Recently a well-traveled journalist said she had never seen anything like it. What is this training being conducted that can nearly drop the jaw of a journalist with over 20 years experience?

The service members who are part of the tactical air control party fall under the Joint Terminal Attack Controller.

Staff Sgt. James Ingram, a TACP with 2nd Air Support Operations Squadron, described JTAC as specialist who inform fixed and rotary wing aircraft and helicopters where it is safe for them to fly and use their munitions.

The service members train in an inconspicuous building on a simulation between troops on the ground or in the air calling in close air support, and pilots in the air providing the air strikes.

If one were to walk into the room where the training is conducted when it is absent of personnel, it would simply appear to be a high tech military office or a 21st century gamers room. There are multiple computers with screens in the back and a large 240-degree wrap around screen in front.

When military service members are in the room and conducting a simulation it is a completely different image.

During a scenario service members operate in each position as a ground force commander, fixed wing pilot, rotary wing pilot, fire coordinator, observer and predator controller.

Although it is a simulation, both Latvian and U.S. TACP service members take the scenario seriously.

Sgt. Linards Ivanovs, a Latvian Land Force Brigade TACP, and Ingram, conduct a military decision making process before starting the simulation to discuss the most likely and most dangerous course of action, avenues of approach, what equipment and support is available, what problems could arise and the commanders intent.

After discussing all of this information, Ingram, who is the observer for this simulation, also known as the trainee or "being in the hot seat," takes 15 minutes to process the information and guidance, before preparing for the simulation. Then the simulation begins.

The exercise this day started with the TACP providing armed over-watch with Apaches [AH-64] for troops on the ground in Afghanistan securing a Forward Operating Base. As the observer, Ingram was tasked to ensure the necessary support was on scene to assist troops in contact with the enemy.

"One of our Apaches that was providing armed escort got shot down, so I sent up an air request," Ingram said. After being granted A-10s [Thunderbolt II] Ingram provided armed over-watch. "We started neutralizing multiple Air Defense Artillery threats as well as other ground threats to friendlies."

"We ended up neutralizing all the targets that were a factor in the area, and got the friendly convoy who had troops in contact, we got them out of the area safely before we had to egress in our helicopters," Ingram said.

Ivanovs, who played the role of the Ground Force Commander during this simulation said, "JTAC received information about the mission which was really simple to execute, but sometime after the mission started it turned that this mission was not going to be same mission as it was planned. It was completely different."

After the exercise was completed, personnel in each position took a break, then conduct an after action review, or AAR. During the AAR, they discussed what happened, and provided feedback on both what went well and what needed to improve for the future.

It wasn't all seriousness; during the AAR Ivanovs said to Ingram "No hints for Bobby." Bobby is Staff Sgt. Bobby McDonald, who was going to be the observer in the same simulation scenario later that day.

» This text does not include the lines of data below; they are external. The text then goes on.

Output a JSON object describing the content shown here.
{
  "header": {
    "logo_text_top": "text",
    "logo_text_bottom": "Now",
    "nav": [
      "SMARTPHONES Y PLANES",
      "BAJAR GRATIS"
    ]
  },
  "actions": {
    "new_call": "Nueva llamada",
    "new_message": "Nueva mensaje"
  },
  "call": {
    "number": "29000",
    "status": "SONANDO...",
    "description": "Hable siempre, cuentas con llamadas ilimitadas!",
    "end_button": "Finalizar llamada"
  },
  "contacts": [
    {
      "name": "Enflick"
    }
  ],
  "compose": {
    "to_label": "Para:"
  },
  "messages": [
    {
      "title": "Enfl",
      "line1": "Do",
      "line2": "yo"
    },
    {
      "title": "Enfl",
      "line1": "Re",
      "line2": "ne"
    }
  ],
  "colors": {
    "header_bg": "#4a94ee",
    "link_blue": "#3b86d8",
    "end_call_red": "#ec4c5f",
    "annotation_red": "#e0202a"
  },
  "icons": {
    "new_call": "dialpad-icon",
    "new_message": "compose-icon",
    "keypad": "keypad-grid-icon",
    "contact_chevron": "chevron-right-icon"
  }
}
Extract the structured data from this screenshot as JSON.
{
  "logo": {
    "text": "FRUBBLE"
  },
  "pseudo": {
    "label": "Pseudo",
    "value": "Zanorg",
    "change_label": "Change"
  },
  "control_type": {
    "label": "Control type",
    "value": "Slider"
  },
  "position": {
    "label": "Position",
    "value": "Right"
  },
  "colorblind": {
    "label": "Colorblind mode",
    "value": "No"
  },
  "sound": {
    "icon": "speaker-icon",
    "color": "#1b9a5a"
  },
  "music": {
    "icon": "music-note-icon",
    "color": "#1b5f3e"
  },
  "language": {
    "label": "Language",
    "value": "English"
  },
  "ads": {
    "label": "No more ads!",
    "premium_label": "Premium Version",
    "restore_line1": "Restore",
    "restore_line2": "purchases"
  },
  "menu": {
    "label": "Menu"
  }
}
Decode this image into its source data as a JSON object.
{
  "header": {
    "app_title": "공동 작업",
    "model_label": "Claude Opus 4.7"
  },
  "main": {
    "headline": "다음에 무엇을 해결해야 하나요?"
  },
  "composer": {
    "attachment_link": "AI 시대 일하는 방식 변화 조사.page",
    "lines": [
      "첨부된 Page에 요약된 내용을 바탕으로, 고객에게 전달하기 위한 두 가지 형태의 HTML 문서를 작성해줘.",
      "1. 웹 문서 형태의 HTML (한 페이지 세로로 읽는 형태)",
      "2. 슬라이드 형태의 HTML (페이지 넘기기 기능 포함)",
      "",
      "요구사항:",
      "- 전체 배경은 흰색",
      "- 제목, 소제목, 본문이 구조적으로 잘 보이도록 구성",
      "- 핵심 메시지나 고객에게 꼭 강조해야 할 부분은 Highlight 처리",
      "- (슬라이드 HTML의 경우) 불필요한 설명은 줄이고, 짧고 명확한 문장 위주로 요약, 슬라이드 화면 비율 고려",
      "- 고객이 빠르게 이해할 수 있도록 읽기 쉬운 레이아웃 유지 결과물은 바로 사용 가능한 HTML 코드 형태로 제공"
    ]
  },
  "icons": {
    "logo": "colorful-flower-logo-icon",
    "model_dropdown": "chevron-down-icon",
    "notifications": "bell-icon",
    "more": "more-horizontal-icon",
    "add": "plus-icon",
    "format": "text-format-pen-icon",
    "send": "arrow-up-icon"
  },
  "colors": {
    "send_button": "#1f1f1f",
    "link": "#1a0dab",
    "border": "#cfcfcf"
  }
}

Some of the simulation's many benefits include only using the resources of manpower, electricity and computer technology with the soldiers receiving nearly real world training.

"One of the cheapest ways we can gain our proficiency and maintain our currency, as we can replace actual work with aircraft with the simulation," said Ivanovs.

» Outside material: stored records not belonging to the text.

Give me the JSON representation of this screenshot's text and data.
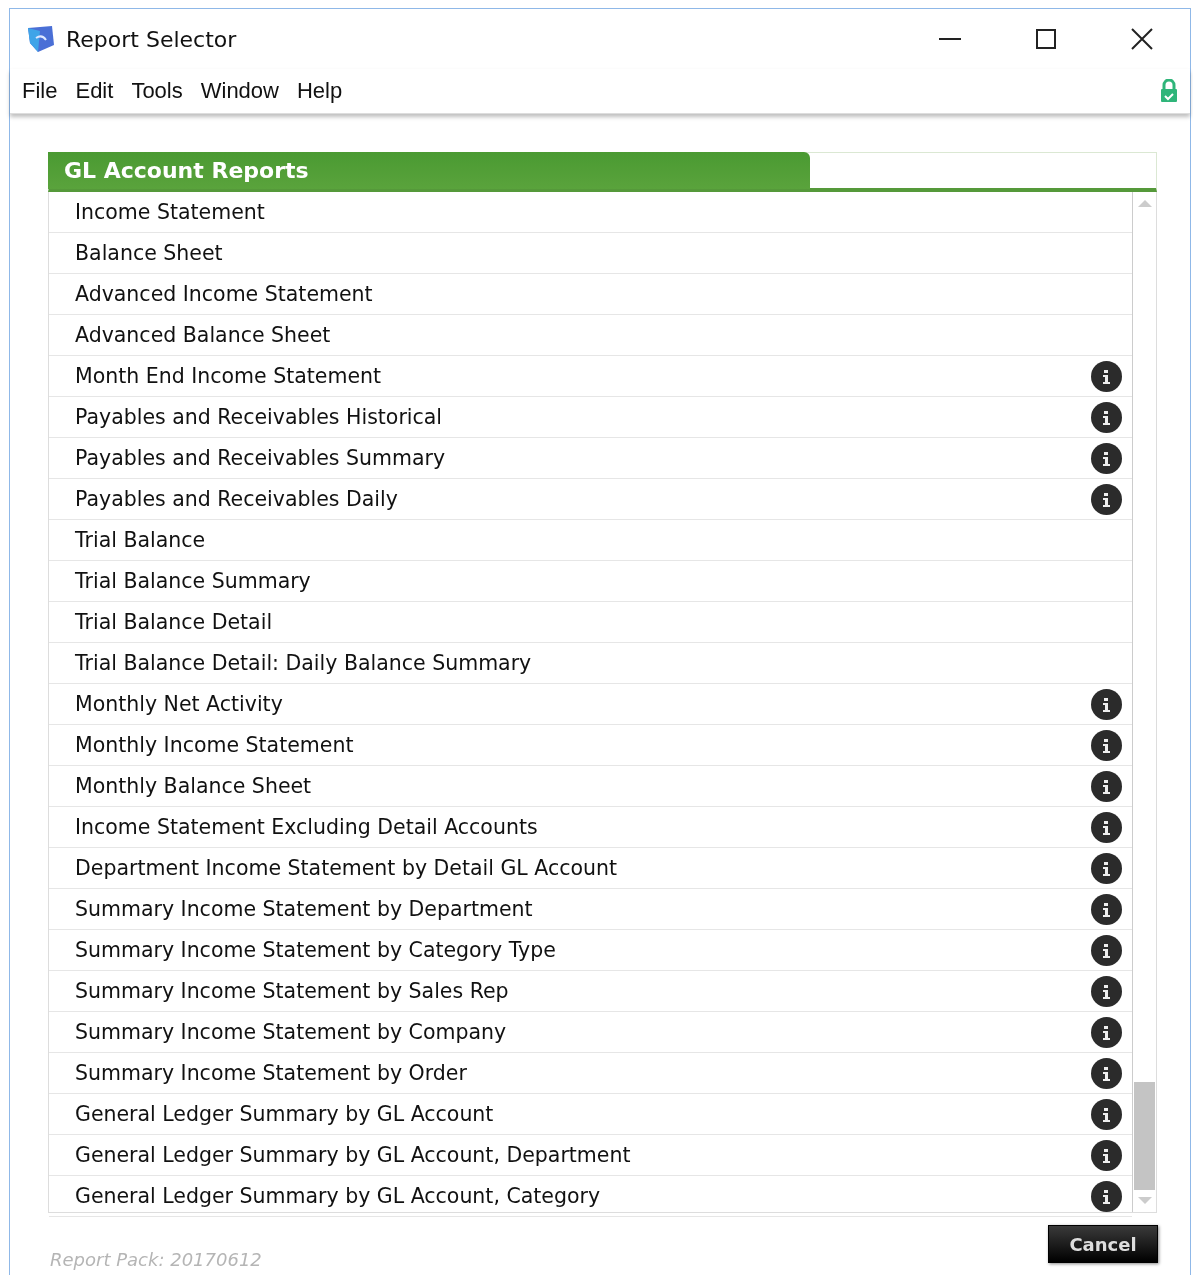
{
  "window": {
    "title": "Report Selector"
  },
  "menu": [
    "File",
    "Edit",
    "Tools",
    "Window",
    "Help"
  ],
  "panel": {
    "title": "GL Account Reports",
    "reports": [
      {
        "label": "Income Statement",
        "info": false
      },
      {
        "label": "Balance Sheet",
        "info": false
      },
      {
        "label": "Advanced Income Statement",
        "info": false
      },
      {
        "label": "Advanced Balance Sheet",
        "info": false
      },
      {
        "label": "Month End Income Statement",
        "info": true
      },
      {
        "label": "Payables and Receivables Historical",
        "info": true
      },
      {
        "label": "Payables and Receivables Summary",
        "info": true
      },
      {
        "label": "Payables and Receivables Daily",
        "info": true
      },
      {
        "label": "Trial Balance",
        "info": false
      },
      {
        "label": "Trial Balance Summary",
        "info": false
      },
      {
        "label": "Trial Balance Detail",
        "info": false
      },
      {
        "label": "Trial Balance Detail: Daily Balance Summary",
        "info": false
      },
      {
        "label": "Monthly Net Activity",
        "info": true
      },
      {
        "label": "Monthly Income Statement",
        "info": true
      },
      {
        "label": "Monthly Balance Sheet",
        "info": true
      },
      {
        "label": "Income Statement Excluding Detail Accounts",
        "info": true
      },
      {
        "label": "Department Income Statement by Detail GL Account",
        "info": true
      },
      {
        "label": "Summary Income Statement by Department",
        "info": true
      },
      {
        "label": "Summary Income Statement by Category Type",
        "info": true
      },
      {
        "label": "Summary Income Statement by Sales Rep",
        "info": true
      },
      {
        "label": "Summary Income Statement by Company",
        "info": true
      },
      {
        "label": "Summary Income Statement by Order",
        "info": true
      },
      {
        "label": "General Ledger Summary by GL Account",
        "info": true
      },
      {
        "label": "General Ledger Summary by GL Account, Department",
        "info": true
      },
      {
        "label": "General Ledger Summary by GL Account, Category",
        "info": true
      }
    ]
  },
  "footer": {
    "report_pack": "Report Pack: 20170612",
    "cancel_button": "Cancel"
  }
}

An even greater benefit is soldiers receiving training without the hazards or dangers of actually being in combat where there is the risk of being shot at or threats of explosive devices.

"Unless we are in a real battle we can't simulate that kind of stuff in real life without being a significant danger to the actual JTAC and the pilots," said Ingram.

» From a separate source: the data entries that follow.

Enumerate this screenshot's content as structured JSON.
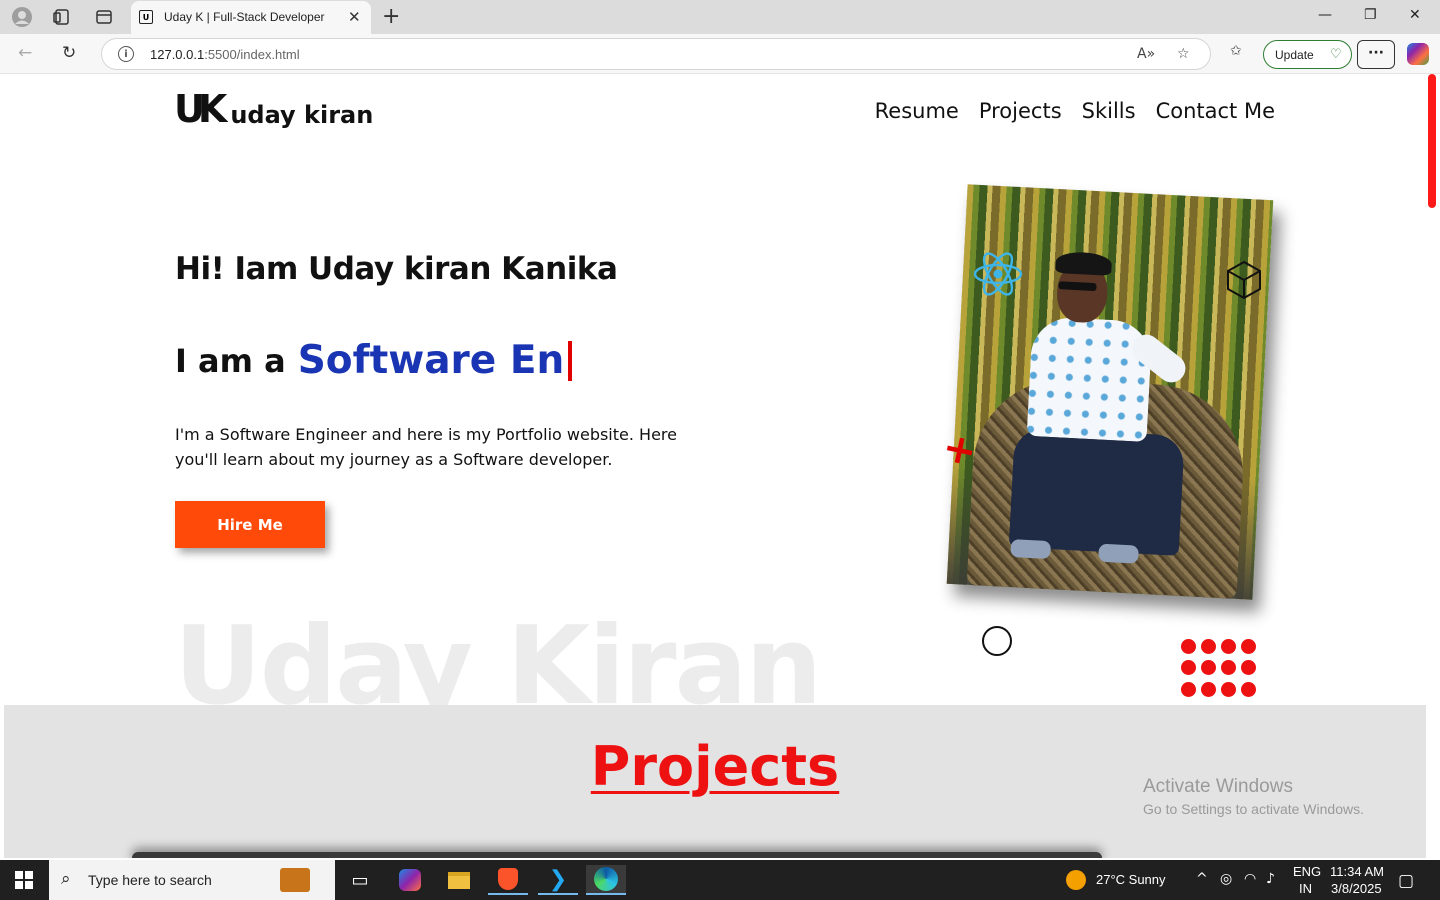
{
  "browser": {
    "tab_title": "Uday K | Full-Stack Developer",
    "url_host": "127.0.0.1",
    "url_path": ":5500/index.html",
    "update_label": "Update",
    "new_tab_icon": "plus-icon",
    "more_label": "···"
  },
  "site": {
    "logo_mark": "UK",
    "logo_text": "uday kiran",
    "nav": [
      "Resume",
      "Projects",
      "Skills",
      "Contact Me"
    ],
    "greeting": "Hi! Iam Uday kiran Kanika",
    "typed_prefix": "I am a",
    "typed_text": "Software En",
    "intro": "I'm a Software Engineer and here is my Portfolio website. Here you'll learn about my journey as a Software developer.",
    "hire_label": "Hire Me",
    "watermark_name": "Uday Kiran",
    "projects_heading": "Projects",
    "accent_red": "#ee1111",
    "accent_blue": "#1a35b3",
    "button_color": "#ff4a0a"
  },
  "windows_watermark": {
    "title": "Activate Windows",
    "subtitle": "Go to Settings to activate Windows."
  },
  "taskbar": {
    "search_placeholder": "Type here to search",
    "weather": "27°C  Sunny",
    "lang_top": "ENG",
    "lang_bottom": "IN",
    "time": "11:34 AM",
    "date": "3/8/2025"
  }
}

In other words, expensive resources such as aircraft, fuel, and munitions are not required with the simulation.

"They are very smart [Latvian TACP] and we've taught each other a lot of stuff, so it is a great partner capacity for different NATO nations," said Ingram in regard to the TACP's from Latvia and United States working together and learning from each other.

Ivanovs described JTAC saying, "I believe it is a really dynamic profession. I like that there is no such thing as two similar controls in an example [scenario], so all the time there is something new."